## [Problem requirements]
The lines below that include the word "icon" are to be reported.

=== Begin Enclosure ===

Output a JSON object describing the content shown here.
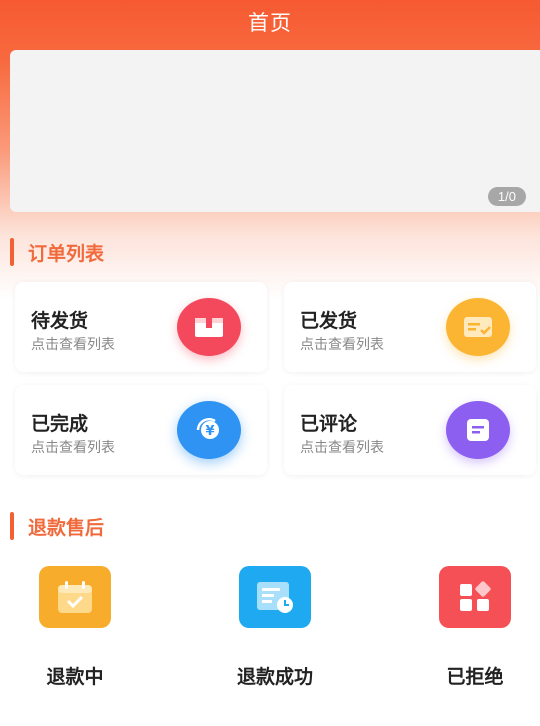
{
  "header": {
    "title": "首页"
  },
  "banner": {
    "pager": "1/0"
  },
  "orders": {
    "title": "订单列表",
    "items": [
      {
        "label": "待发货",
        "sub": "点击查看列表",
        "icon": "box-icon",
        "color": "#f4485c"
      },
      {
        "label": "已发货",
        "sub": "点击查看列表",
        "icon": "card-check-icon",
        "color": "#fbb532"
      },
      {
        "label": "已完成",
        "sub": "点击查看列表",
        "icon": "yen-cycle-icon",
        "color": "#2e93f2"
      },
      {
        "label": "已评论",
        "sub": "点击查看列表",
        "icon": "comment-doc-icon",
        "color": "#8d5ff1"
      }
    ]
  },
  "refunds": {
    "title": "退款售后",
    "items": [
      {
        "label": "退款中",
        "icon": "calendar-check-icon",
        "color": "#f8ac2b"
      },
      {
        "label": "退款成功",
        "icon": "document-clock-icon",
        "color": "#1ea9f0"
      },
      {
        "label": "已拒绝",
        "icon": "app-grid-icon",
        "color": "#f45055"
      }
    ]
  }
}
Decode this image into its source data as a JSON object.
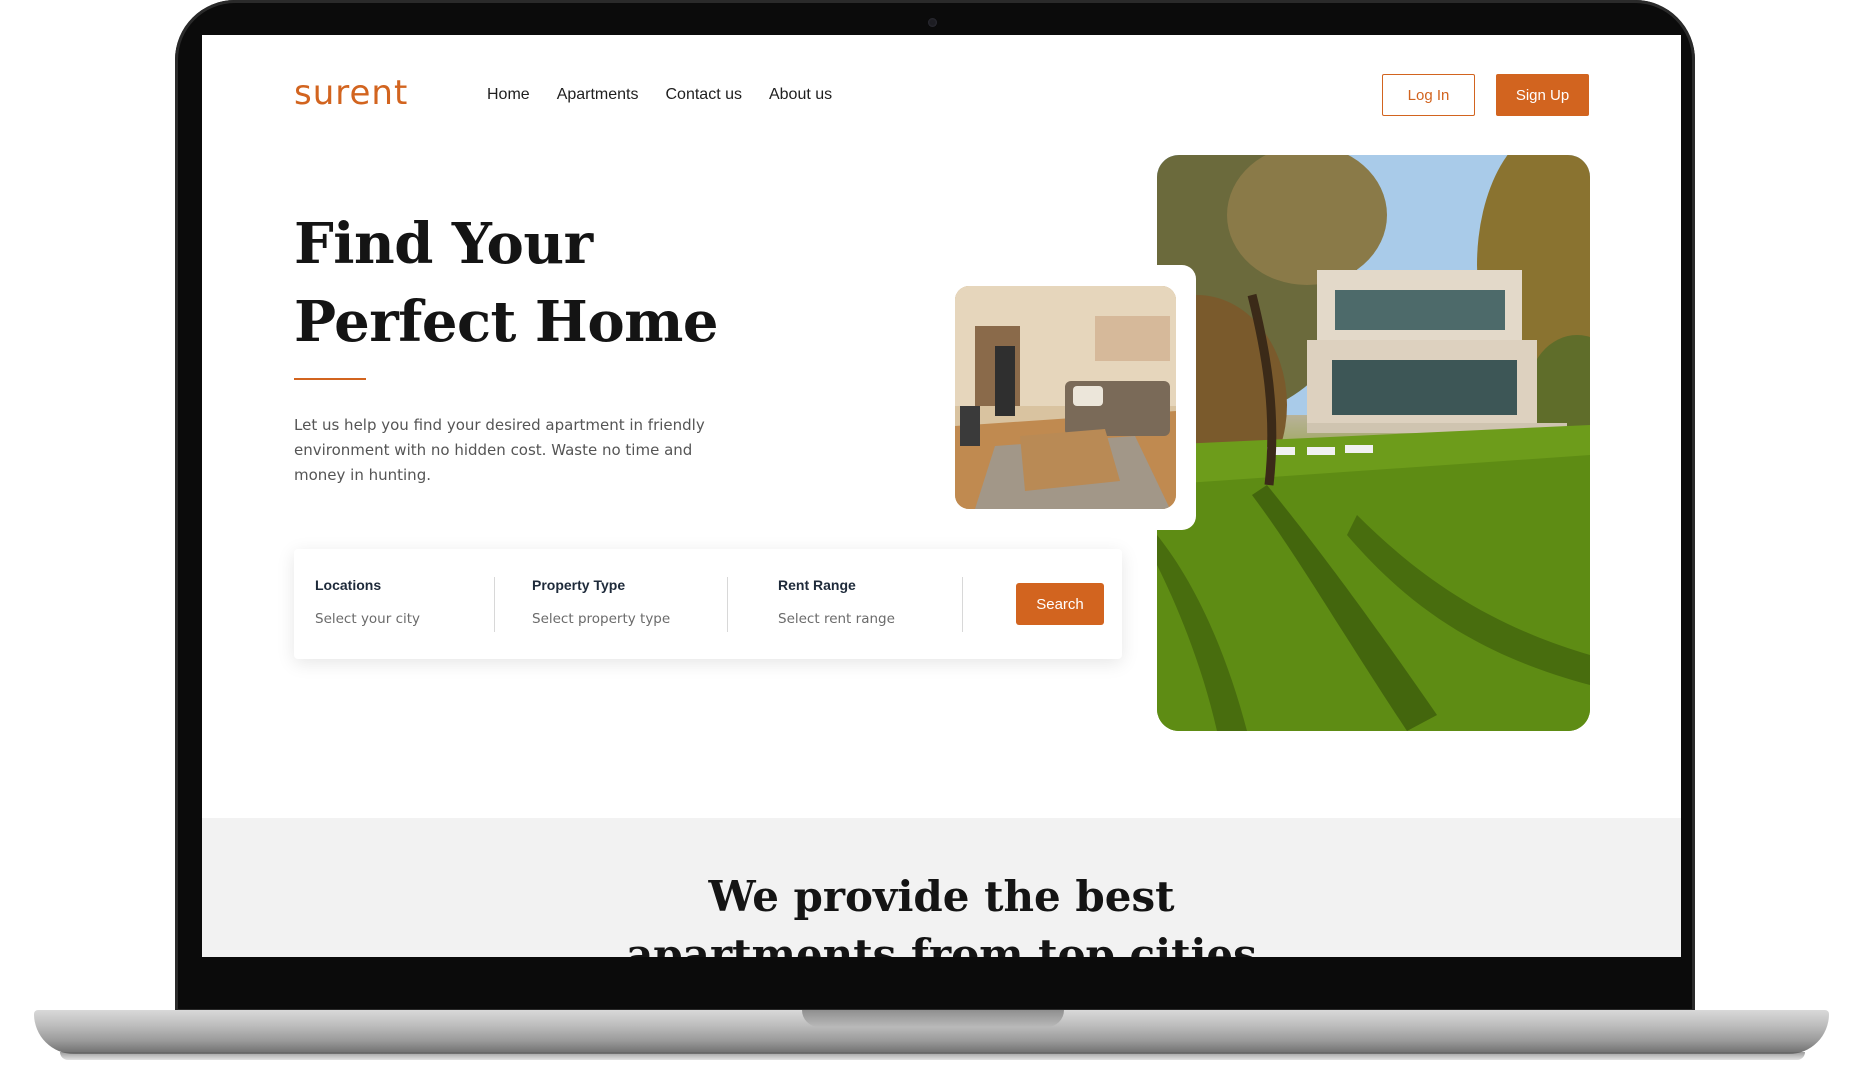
{
  "brand": {
    "logo": "surent",
    "accent_color": "#d2641f"
  },
  "nav": {
    "items": [
      {
        "label": "Home"
      },
      {
        "label": "Apartments"
      },
      {
        "label": "Contact us"
      },
      {
        "label": "About us"
      }
    ]
  },
  "auth": {
    "login_label": "Log In",
    "signup_label": "Sign Up"
  },
  "hero": {
    "title_line1": "Find Your",
    "title_line2": "Perfect Home",
    "description": "Let us help you find your desired apartment in friendly environment with no hidden cost. Waste no time and money in hunting."
  },
  "search": {
    "location": {
      "label": "Locations",
      "placeholder": "Select your city"
    },
    "property_type": {
      "label": "Property Type",
      "placeholder": "Select property type"
    },
    "rent_range": {
      "label": "Rent Range",
      "placeholder": "Select rent range"
    },
    "button_label": "Search"
  },
  "images": {
    "house": "house-exterior-photo",
    "interior": "living-room-interior-photo"
  },
  "section_two": {
    "title_line1": "We provide the best",
    "title_line2": "apartments from top cities"
  }
}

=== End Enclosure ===

## [Task result]
        "icon": "box-icon",
        "icon": "card-check-icon",
        "icon": "yen-cycle-icon",
        "icon": "comment-doc-icon",
        "icon": "calendar-check-icon",
        "icon": "document-clock-icon",
        "icon": "app-grid-icon",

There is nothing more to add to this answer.